* _Work to complete_
Wherever the string "Integer" appears in the records, return the line that holds it.
START Given data
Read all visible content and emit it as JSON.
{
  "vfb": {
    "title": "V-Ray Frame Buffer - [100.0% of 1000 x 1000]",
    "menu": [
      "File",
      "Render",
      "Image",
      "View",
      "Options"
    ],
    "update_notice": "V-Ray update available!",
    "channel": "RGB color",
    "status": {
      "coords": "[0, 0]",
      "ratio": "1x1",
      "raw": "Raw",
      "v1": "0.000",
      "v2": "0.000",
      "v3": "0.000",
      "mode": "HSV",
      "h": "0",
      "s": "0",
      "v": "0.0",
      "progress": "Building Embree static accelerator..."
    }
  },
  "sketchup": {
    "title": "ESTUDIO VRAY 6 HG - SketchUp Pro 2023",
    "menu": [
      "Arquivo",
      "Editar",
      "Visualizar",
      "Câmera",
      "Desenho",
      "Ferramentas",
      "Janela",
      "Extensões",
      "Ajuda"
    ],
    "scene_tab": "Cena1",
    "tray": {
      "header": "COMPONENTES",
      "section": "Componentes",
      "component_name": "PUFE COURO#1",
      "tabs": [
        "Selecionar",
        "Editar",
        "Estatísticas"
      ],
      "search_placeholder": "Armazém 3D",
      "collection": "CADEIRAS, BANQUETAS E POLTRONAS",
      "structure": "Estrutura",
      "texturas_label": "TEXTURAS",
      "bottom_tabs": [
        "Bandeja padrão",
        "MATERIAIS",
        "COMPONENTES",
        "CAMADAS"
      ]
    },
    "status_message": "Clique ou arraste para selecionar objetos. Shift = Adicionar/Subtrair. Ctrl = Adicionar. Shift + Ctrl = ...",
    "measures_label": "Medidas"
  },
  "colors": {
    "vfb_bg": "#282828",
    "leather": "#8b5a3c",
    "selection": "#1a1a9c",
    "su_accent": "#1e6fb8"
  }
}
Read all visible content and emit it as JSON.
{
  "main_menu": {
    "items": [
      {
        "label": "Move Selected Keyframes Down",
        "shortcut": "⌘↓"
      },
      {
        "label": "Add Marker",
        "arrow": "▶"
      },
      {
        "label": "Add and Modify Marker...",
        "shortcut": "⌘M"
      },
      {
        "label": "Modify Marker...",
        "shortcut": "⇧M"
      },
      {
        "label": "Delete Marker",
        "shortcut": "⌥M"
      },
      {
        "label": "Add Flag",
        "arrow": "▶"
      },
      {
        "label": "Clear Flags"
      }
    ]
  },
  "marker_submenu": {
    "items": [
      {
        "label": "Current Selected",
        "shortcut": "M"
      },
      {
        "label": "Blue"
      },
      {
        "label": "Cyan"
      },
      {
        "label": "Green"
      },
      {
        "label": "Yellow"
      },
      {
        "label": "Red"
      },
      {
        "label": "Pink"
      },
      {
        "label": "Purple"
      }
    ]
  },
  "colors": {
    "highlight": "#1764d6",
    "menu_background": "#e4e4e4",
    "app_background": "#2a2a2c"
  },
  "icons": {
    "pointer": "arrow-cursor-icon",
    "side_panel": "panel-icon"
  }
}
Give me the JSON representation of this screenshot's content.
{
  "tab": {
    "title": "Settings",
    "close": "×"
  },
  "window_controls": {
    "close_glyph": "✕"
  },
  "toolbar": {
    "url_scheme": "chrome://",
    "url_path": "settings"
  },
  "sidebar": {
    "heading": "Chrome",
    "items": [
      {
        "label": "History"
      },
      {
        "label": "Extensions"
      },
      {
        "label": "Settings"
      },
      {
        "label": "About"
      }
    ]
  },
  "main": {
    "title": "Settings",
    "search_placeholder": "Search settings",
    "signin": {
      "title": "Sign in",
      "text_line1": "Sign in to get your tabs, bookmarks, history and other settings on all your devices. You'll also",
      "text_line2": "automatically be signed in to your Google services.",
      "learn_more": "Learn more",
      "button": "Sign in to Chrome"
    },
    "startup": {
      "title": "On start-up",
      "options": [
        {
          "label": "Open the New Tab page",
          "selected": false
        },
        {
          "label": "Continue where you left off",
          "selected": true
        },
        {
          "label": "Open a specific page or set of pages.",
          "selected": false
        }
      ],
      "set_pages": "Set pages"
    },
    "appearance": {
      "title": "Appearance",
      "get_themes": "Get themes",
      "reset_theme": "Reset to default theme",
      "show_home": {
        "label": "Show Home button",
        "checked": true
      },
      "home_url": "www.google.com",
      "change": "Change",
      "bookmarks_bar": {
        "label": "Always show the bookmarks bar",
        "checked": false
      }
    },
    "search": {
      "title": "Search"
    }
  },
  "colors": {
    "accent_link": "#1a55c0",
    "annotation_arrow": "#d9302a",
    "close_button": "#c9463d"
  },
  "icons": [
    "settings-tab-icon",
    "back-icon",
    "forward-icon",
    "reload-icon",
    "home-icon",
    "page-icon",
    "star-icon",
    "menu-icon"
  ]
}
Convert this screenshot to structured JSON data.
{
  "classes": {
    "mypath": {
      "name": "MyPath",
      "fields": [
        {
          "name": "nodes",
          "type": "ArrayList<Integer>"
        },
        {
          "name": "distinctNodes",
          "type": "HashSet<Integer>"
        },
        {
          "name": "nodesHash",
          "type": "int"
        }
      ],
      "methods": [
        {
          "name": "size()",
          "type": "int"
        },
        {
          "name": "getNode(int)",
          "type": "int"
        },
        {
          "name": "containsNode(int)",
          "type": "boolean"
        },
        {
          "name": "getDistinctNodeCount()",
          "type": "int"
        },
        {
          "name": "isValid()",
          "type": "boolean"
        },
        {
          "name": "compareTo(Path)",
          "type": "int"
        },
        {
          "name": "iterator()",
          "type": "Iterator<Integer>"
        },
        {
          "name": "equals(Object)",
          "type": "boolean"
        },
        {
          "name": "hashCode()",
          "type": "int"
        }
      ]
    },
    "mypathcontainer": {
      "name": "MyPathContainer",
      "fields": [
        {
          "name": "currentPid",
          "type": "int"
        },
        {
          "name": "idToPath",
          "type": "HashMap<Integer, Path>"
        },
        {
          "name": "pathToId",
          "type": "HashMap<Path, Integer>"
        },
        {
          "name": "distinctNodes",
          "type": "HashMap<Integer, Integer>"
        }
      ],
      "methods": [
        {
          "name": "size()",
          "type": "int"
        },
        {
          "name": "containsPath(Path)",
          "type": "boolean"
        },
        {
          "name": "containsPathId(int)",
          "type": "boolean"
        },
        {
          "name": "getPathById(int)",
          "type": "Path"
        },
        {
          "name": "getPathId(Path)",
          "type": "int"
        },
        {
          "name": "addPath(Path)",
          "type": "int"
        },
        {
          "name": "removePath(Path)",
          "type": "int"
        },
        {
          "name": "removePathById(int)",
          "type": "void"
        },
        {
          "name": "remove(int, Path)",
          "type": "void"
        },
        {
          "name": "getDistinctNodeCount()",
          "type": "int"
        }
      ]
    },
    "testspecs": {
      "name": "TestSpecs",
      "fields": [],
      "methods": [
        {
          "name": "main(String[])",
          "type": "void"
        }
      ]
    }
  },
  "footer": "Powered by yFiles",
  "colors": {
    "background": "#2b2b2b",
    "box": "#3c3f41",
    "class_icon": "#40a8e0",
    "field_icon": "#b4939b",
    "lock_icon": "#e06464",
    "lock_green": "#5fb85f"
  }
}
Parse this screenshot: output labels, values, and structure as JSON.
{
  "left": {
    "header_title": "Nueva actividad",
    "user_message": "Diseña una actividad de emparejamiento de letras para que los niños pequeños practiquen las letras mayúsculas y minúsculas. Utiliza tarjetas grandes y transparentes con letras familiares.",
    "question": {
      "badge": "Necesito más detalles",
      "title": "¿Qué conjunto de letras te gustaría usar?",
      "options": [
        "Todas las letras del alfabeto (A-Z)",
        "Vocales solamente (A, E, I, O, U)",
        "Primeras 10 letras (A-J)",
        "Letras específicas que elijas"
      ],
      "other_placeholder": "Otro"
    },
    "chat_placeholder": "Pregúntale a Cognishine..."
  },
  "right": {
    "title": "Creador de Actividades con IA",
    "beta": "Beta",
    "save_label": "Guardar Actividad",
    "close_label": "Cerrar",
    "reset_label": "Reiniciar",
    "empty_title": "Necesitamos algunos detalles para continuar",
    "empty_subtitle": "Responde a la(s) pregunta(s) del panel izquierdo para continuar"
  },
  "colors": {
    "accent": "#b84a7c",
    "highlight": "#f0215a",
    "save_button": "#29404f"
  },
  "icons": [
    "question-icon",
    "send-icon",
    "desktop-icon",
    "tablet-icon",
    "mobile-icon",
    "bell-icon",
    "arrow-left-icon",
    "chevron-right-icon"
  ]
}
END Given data
* _Problem solution_
          "type": "ArrayList<Integer>"
          "type": "HashSet<Integer>"
          "type": "Iterator<Integer>"
          "type": "HashMap<Integer, Path>"
          "type": "HashMap<Path, Integer>"
          "type": "HashMap<Integer, Integer>"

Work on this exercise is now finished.